To see more of Joachim’s fun paintings and for updates on the two currently-secret solo gallery shows that he is currently working on, give him a follow and a like on Instagram and Facebook.

 

 



Art

JR, Faith XLVII, and Two Dozen More Mural Artists Convene to Celebrate the Legacy of Dr. Maya Angelou

July 15, 2019

Laura Staugaitis

Rabi of Cyrcle & JR’s Insideout Project, Los Angeles (2019). Photo: WISEKNAVE Fine Art Documentation

Muralists from around the world including JR, Faith XLVII, Axel Void, and Daniel Arsham came together for a weeklong Maya Angelou Mural Festival in Los Angeles celebrating the legendary poet. The artists, numbering more than two dozen, decorated the Dr. Maya Angelou Community High School with wall-scaling paintings that depicted or celebrated the visage and message of Dr. Angelou. Rabi and JR (previously) used Angelou’s “I Know Why The Caged Bird Sings” in their design; Faith XLVII (previously) drew inspiration from the phoenix, a frequent motif in Angelou’s poetry. The mural festival was organized by Branded Arts. (via artnet)

Shawn Michael Warren’s mural (2019). Photo: staticmedium

HUGE’s mural. Photo: wiseknave (2019)

L: Daniel Arsham, Maya Angelou High School (2019). Photo: staticmedium / R: Victoria Cassinova’s mural (2019). Photo: staticmedium

Tochlita (2019). Photo: staticmedium

Axel void’s mural, (2019). Photo: Impermanent Art

Faith XLVII (2019). Photo: staticmedium

Perez Bros’ mural (2019). Photo: staticmedium

 

 



Art

Italian Artist Peeta Blends Graffiti and Abstract Forms Into Optical Illusion Murals

July 6, 2019

Andrew LaSane

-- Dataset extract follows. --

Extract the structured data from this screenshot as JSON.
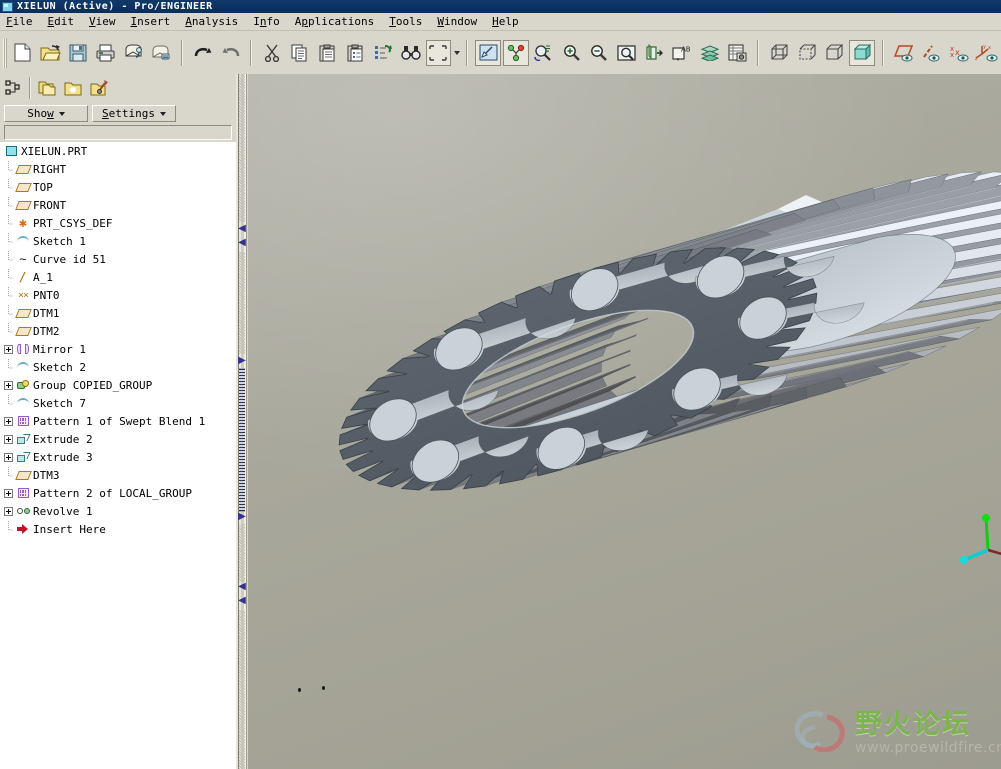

Italian artist Peeta (previously) combines elements of graffiti and abstract art to paint murals that appear to morph and dissolve architectural structures. Abstract shapes swirl around and cut into walls to form M.C. Escher-like scenes that play tricks on the eyes and change depending on the viewing angle.

For the 2019 Stadt.Wand.Kunst mural project, Peeta painted a geometrical design onto a building on a street corner in Mannheim, Germany. Using sharp lines, curved forms, and different shades of blue, white, and grey, Peeta visually altered the structure’s edge and created a new impossible facade. “I loved this building since the beginning and I tried my best to combine multidisciplinary skills to transform it while keeping its original taste,” the artist wrote on Instagram. As with much of his other work, the limited color palette of the mural helps to sell the illusion and contrast the piece against the surrounding architecture.

Check out a few more of Peeta’s recent 3D murals below and follow his worldly travels on Instagram. (via Visual Fodder)